Work task -
What is needed here is an exact copy of all the records below.

Available records -
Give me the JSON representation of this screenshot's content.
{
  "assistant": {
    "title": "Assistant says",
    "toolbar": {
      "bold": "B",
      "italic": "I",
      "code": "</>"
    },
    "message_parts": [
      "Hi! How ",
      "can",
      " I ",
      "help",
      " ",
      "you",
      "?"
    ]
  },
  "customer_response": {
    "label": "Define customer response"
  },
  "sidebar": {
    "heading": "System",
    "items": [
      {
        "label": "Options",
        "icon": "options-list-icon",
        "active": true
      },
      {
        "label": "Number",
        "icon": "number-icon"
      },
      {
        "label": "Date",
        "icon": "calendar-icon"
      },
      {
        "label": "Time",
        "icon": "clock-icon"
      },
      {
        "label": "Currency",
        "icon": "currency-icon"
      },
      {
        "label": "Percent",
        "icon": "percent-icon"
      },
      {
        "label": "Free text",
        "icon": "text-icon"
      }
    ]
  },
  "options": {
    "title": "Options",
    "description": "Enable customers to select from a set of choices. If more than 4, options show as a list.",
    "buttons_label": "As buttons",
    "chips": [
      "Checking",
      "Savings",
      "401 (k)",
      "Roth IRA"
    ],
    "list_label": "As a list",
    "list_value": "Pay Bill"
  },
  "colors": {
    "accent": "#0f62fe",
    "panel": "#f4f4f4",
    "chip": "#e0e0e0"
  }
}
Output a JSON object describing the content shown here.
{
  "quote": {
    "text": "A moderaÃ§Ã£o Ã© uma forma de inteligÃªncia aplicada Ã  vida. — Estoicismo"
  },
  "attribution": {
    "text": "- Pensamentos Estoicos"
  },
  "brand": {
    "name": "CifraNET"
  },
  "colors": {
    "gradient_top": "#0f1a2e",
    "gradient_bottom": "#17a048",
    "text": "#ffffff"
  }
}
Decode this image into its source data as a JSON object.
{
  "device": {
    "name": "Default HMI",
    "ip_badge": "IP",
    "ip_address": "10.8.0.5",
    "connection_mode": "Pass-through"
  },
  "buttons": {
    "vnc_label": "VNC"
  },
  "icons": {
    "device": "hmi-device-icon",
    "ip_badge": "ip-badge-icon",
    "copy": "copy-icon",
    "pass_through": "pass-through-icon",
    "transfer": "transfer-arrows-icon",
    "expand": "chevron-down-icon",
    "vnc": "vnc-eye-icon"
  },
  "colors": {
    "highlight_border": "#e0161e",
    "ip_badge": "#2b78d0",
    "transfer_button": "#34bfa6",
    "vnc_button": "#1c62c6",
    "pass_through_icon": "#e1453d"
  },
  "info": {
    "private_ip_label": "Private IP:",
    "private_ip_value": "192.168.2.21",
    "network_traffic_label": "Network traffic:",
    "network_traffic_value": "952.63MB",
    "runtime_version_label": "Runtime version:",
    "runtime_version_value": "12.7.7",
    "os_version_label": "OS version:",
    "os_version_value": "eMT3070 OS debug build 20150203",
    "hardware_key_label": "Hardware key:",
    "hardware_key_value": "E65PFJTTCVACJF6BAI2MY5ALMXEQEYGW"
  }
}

Exercise response -
Give me the JSON representation of this screenshot's content.
{
  "assistant": {
    "title": "Assistant says",
    "toolbar": {
      "bold": "B",
      "italic": "I",
      "code": "</>"
    },
    "message_parts": [
      "Hi! How ",
      "can",
      " I ",
      "help",
      " ",
      "you",
      "?"
    ]
  },
  "customer_response": {
    "label": "Define customer response"
  },
  "sidebar": {
    "heading": "System",
    "items": [
      {
        "label": "Options",
        "icon": "options-list-icon",
        "active": true
      },
      {
        "label": "Number",
        "icon": "number-icon"
      },
      {
        "label": "Date",
        "icon": "calendar-icon"
      },
      {
        "label": "Time",
        "icon": "clock-icon"
      },
      {
        "label": "Currency",
        "icon": "currency-icon"
      },
      {
        "label": "Percent",
        "icon": "percent-icon"
      },
      {
        "label": "Free text",
        "icon": "text-icon"
      }
    ]
  },
  "options": {
    "title": "Options",
    "description": "Enable customers to select from a set of choices. If more than 4, options show as a list.",
    "buttons_label": "As buttons",
    "chips": [
      "Checking",
      "Savings",
      "401 (k)",
      "Roth IRA"
    ],
    "list_label": "As a list",
    "list_value": "Pay Bill"
  },
  "colors": {
    "accent": "#0f62fe",
    "panel": "#f4f4f4",
    "chip": "#e0e0e0"
  }
}
Output a JSON object describing the content shown here.
{
  "quote": {
    "text": "A moderaÃ§Ã£o Ã© uma forma de inteligÃªncia aplicada Ã  vida. — Estoicismo"
  },
  "attribution": {
    "text": "- Pensamentos Estoicos"
  },
  "brand": {
    "name": "CifraNET"
  },
  "colors": {
    "gradient_top": "#0f1a2e",
    "gradient_bottom": "#17a048",
    "text": "#ffffff"
  }
}
Decode this image into its source data as a JSON object.
{
  "device": {
    "name": "Default HMI",
    "ip_badge": "IP",
    "ip_address": "10.8.0.5",
    "connection_mode": "Pass-through"
  },
  "buttons": {
    "vnc_label": "VNC"
  },
  "icons": {
    "device": "hmi-device-icon",
    "ip_badge": "ip-badge-icon",
    "copy": "copy-icon",
    "pass_through": "pass-through-icon",
    "transfer": "transfer-arrows-icon",
    "expand": "chevron-down-icon",
    "vnc": "vnc-eye-icon"
  },
  "colors": {
    "highlight_border": "#e0161e",
    "ip_badge": "#2b78d0",
    "transfer_button": "#34bfa6",
    "vnc_button": "#1c62c6",
    "pass_through_icon": "#e1453d"
  },
  "info": {
    "private_ip_label": "Private IP:",
    "private_ip_value": "192.168.2.21",
    "network_traffic_label": "Network traffic:",
    "network_traffic_value": "952.63MB",
    "runtime_version_label": "Runtime version:",
    "runtime_version_value": "12.7.7",
    "os_version_label": "OS version:",
    "os_version_value": "eMT3070 OS debug build 20150203",
    "hardware_key_label": "Hardware key:",
    "hardware_key_value": "E65PFJTTCVACJF6BAI2MY5ALMXEQEYGW"
  }
}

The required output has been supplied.